Meritorious Service Award This award is presented to employees for acts involving personal risk-posing hazards that could lead to serious injury or loss of life to the employee.
Chief's Commendation Award – Communications/911 This award is presented to radio communications operators who provide vital, life-saving services that lead to the rescue of a person, provide outstanding performance during a special event, or provide a consistent, sustained, high level of customer service.
Life Saving Award This award is presented to members of the State Patrol who distinguish themselves by performing acts that prevent the death of another.
Minnesota State Patrol Commendation Award This award is presented to members of another law enforcement or emergency service agency who have assisted the State Patrol in providing a significant service.
Meritorious Citizenship Award This award is presented to individuals other than State Patrol employees who helped the State Patrol in providing a significant service to the public.

Montgomery County Police Department

Award Ribbon Criterion
Medal of Valor
MCPD Medal of Valor.svg
The MCPD's highest award, the Medal of Valor is awarded to an MCPD officer for heroism and distinction in extremely hazardous circumstances. To be considered for this honor, an employee must exhibit unusual bravery in the performance of duty while facing the threat of death or serious injury.[5]
Life Saving Award
MCPD Life Saving Award.svg
The Life Saving Award is given to an MCPD officer who makes a major contribution toward saving the life of another by providing essential medical treatment prior to arrival of Emergency Medical Services (EMS) personnel.[6]
Commendation
MCPD Commendation.svg
A Commendation is awarded to an MCPD officer who makes a significant contribution to the mission of the department beyond the ordinary call of duty.
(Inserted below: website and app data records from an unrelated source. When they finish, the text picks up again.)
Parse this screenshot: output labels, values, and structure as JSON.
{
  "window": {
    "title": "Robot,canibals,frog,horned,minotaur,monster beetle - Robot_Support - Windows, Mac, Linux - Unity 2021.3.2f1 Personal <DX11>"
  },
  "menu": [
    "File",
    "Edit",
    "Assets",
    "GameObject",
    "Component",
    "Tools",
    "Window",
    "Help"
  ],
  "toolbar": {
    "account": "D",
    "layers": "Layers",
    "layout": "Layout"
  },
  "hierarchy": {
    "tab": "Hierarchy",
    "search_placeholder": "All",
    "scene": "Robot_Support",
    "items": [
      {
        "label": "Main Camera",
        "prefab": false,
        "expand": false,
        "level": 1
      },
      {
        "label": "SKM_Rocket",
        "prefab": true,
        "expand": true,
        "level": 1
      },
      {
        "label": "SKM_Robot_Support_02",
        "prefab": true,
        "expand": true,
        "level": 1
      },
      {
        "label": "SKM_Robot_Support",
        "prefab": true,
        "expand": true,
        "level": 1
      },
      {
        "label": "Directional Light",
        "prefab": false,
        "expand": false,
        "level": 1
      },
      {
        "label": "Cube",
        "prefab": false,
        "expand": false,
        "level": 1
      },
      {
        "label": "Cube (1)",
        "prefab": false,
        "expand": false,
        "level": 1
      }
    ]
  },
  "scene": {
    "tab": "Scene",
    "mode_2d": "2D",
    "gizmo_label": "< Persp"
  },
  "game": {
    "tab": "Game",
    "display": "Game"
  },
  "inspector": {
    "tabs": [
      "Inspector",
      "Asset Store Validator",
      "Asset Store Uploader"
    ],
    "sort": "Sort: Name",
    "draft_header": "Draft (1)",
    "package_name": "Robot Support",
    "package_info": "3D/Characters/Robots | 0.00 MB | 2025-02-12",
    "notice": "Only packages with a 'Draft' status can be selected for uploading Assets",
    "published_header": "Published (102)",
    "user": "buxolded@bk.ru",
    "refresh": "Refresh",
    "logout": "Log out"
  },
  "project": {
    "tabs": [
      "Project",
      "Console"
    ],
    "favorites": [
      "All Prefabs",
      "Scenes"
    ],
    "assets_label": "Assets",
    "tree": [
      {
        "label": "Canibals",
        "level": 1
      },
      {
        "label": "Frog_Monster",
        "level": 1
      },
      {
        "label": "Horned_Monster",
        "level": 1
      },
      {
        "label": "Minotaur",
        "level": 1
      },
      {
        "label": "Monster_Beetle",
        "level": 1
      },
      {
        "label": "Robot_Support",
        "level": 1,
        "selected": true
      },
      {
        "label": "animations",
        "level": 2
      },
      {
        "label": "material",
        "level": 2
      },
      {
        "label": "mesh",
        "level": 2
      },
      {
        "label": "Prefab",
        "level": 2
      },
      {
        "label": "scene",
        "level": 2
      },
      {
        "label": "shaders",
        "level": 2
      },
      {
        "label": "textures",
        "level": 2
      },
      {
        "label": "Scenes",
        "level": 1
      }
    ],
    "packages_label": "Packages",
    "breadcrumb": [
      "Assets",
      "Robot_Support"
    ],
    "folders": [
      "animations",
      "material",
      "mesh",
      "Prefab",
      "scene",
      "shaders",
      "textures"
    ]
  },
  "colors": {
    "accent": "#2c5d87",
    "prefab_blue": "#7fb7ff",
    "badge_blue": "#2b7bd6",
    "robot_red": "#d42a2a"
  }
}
It recognizes those incidents wherein the member's courage, resourcefulness, tenacity, and/or perseverance in the performance of the employee's duties has resulted in the protection of life or property, the prevention of a major crime, or the apprehension of an armed and dangerous criminal.[7]

New York City Police Department

See also: Medals of the New York City Police Department

Oklahoma City Police Department

Philadelphia Police Department

See also: George Fencl Award

Saint Louis Metropolitan Police Department

Sanford Police Department

Prior to the controversy surrounding the display of obvious U.S. military award ribbons as police decorations, the Sanford police issued these ribbons (in order of precedence shown below) before discontinuing the practice.

St. Louis County Police Department

See also

References

  1. ^ Wadman,R., To Protect and to Serve: A History of Police in America, Pearson Publishing (2003)
  2. ^ Ingersoll, G., "Florida's Sanford Police Department Cancels Use Of Military Ribbons After Outrage", Business Insider (Retrieved Dec 2, 19)
  3. ^ ""Ask a Trooper" explains what the white and blue pins on uniforms stand for". www.kdal610.com.
  4. ^ "2017 Annual Awards Ceremony". www.dps.mn.gov/divisions/msp.
  5. ^ "Montgomery County Police Department". www.facebook.com. Archived from the original on February 26, 2022.
  6. ^ "Montgomery County Police Department". www.facebook.com. Archived from the original on February 26, 2022.
  7. ^ "Montgomery County Police Department". www.facebook.com. Archived from the original on February 26, 2022.

{ NACOP} Awards the Law Enforcement Officers, Purple Heart to Officer Scott T Barnes 41 years after he was wounded and sustained injuries in the Line of Duty for a shooting that occurred in 12-17-77 on Ridgecrest PD. He was awarded the Law Enforcement Purple Heart by the American Police Hall of Fame & Museum this 10-18-18 nearly 41 years after the shooting of the suspect and the wounding of Officer Barnes while he engaged the suspect who had already injured 2 officers .